Overlays: Similar to color accessibility, text on top of images can be problematic as far as readability. If you choose to layer text on your images, consider adding a color overlay that helps your text meet color contrast standards with the background.
When it Comes to Accessible Design, We Practice What We Preach
While putting this checklist together, we did a quick accessibility audit on our own site. And as you may have noticed, there are some issues right on our very own homepage:
As with any project, design and development updates require time and resources. You’ll need buy-in from your leadership, but it doesn’t have to feel like an uphill battle. Here are the steps we plan to take to address our own accessibility issues:
Identify the problem: Use a checklist like the one above audit your site and document your known issues.
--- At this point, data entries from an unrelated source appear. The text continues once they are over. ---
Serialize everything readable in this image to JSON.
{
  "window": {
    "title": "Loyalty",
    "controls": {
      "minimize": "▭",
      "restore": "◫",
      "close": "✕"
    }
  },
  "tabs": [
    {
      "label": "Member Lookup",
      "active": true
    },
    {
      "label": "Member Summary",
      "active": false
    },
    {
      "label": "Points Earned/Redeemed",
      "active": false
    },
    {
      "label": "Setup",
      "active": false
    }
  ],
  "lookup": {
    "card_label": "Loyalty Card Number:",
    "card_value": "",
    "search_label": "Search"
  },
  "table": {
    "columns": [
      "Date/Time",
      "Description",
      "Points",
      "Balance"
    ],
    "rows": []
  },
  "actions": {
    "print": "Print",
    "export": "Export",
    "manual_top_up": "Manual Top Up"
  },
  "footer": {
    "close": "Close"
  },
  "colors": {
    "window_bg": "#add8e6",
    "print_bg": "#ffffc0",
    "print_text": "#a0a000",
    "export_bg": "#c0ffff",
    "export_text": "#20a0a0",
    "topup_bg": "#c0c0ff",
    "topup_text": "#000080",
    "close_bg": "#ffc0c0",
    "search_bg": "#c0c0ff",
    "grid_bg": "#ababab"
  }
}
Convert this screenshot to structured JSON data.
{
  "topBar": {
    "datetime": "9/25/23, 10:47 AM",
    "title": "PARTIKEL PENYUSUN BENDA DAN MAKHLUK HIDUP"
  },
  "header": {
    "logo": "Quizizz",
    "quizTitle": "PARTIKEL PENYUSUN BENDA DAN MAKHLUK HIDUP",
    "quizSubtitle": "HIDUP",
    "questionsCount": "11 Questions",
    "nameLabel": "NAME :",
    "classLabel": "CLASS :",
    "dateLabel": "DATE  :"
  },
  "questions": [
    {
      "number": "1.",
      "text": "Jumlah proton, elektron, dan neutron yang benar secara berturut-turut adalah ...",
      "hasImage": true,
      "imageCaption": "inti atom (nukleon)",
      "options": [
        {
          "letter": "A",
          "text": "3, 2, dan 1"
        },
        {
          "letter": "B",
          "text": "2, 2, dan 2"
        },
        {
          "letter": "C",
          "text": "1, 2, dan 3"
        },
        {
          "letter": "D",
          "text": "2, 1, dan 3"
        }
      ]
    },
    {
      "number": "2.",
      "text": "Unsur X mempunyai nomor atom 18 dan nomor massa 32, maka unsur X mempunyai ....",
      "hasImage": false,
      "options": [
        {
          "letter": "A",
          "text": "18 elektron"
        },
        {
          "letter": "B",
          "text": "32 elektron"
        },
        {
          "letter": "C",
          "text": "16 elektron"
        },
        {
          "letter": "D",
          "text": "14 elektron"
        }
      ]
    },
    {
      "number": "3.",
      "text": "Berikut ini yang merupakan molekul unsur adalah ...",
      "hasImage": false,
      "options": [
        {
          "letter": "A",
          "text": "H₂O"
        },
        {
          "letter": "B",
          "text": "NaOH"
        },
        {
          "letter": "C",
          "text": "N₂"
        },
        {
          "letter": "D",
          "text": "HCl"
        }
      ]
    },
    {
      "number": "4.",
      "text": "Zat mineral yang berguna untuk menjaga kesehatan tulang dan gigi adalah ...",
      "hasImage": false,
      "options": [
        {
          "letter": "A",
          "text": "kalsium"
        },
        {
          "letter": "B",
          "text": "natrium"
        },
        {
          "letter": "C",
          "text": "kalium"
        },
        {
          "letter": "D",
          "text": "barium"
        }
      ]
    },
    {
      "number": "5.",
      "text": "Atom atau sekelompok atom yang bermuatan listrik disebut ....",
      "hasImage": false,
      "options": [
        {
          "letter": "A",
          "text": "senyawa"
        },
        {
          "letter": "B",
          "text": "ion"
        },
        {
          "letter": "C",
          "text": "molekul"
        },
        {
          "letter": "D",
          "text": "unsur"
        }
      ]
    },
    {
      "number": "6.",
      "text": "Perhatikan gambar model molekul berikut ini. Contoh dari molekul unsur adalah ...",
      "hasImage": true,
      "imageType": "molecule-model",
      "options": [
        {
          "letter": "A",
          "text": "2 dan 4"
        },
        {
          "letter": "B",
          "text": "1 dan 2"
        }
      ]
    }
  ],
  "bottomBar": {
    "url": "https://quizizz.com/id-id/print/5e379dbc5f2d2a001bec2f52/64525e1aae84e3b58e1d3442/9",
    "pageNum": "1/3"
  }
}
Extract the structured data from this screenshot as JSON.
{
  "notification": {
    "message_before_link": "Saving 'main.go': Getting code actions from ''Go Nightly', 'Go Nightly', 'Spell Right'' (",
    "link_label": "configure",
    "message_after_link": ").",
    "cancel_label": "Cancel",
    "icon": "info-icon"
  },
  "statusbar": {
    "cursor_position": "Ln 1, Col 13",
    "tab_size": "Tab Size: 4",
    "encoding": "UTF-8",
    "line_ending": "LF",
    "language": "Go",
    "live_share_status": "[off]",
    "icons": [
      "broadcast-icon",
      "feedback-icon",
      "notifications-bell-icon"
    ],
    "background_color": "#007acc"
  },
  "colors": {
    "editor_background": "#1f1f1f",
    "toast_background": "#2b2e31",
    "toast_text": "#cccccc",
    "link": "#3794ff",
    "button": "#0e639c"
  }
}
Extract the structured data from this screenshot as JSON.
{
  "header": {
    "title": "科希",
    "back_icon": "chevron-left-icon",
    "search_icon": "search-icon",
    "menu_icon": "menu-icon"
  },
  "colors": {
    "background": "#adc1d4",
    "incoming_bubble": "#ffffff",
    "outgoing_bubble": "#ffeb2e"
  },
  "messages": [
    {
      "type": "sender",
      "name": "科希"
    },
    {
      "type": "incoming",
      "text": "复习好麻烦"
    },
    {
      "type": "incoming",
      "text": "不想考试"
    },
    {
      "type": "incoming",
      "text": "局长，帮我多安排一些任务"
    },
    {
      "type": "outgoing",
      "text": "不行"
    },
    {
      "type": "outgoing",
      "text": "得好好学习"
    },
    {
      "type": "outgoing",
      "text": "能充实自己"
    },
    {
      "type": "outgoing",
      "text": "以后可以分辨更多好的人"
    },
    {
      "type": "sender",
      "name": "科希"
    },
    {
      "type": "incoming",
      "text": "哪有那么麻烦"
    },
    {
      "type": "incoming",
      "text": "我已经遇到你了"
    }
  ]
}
Doing this can help you understand the level of effort needed to fix the issues.
Educate through Empathy: Advocate for accessibility and explain why this matters to your team! Build empathy for your users with the necessary stakeholders. Fortunately for us, empathy is already at the heart of Seer’s values.
Log issues and treat them like bugs: How would your team go about addressing other bugs on your website? Accessibility issues are usability bugs at their very core. People can’t read your button labels? That’s a critical usability issue! Treat it like one and prioritize accordingly.
Create a plan for on-going optimizations: Websites are living things with many moving parts, and scheduling periodic accessibility audits can help you keep tabs on any new issues. Better yet, as awareness for accessibility grows on your team, use that momentum to make accessibility a part of your design process from the very start.
Note: The information provided in this blog post does not, and is not intended to, constitute legal advice with respect to ADA-compliance or otherwise, and should not be acted upon as such.